Extracted data entries
★ ★ ★

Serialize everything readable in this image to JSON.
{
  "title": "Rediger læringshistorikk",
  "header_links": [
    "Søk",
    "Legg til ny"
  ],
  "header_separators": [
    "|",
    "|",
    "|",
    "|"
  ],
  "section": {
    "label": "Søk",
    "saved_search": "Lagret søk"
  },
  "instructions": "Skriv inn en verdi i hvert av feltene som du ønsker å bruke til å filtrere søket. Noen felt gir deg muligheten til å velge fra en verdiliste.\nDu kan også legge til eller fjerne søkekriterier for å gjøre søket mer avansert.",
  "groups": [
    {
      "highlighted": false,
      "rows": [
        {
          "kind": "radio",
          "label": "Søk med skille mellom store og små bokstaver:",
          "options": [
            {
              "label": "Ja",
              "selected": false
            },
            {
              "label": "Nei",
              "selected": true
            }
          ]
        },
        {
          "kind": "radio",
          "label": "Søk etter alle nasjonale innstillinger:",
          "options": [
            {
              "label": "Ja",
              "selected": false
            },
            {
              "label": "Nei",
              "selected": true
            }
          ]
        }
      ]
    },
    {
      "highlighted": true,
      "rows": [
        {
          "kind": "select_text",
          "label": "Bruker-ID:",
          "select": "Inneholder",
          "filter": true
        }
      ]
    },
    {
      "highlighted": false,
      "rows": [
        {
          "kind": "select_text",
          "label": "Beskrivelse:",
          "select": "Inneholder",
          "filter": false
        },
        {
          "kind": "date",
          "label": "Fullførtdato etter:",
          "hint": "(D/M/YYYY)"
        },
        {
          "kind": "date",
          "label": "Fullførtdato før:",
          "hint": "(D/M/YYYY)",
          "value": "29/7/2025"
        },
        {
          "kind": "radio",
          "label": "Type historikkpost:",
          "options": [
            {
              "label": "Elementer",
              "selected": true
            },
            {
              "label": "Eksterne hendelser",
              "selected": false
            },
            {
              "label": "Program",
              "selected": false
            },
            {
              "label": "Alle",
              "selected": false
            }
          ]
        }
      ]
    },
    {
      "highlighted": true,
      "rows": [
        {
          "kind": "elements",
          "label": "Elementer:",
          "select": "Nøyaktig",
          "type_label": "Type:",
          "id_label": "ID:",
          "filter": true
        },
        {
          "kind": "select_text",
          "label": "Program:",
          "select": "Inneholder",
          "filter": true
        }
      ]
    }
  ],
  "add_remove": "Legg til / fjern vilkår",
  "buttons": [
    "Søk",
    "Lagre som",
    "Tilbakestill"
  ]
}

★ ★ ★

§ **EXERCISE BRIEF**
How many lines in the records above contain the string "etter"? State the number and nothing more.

§ **TASK RESPONSE**
2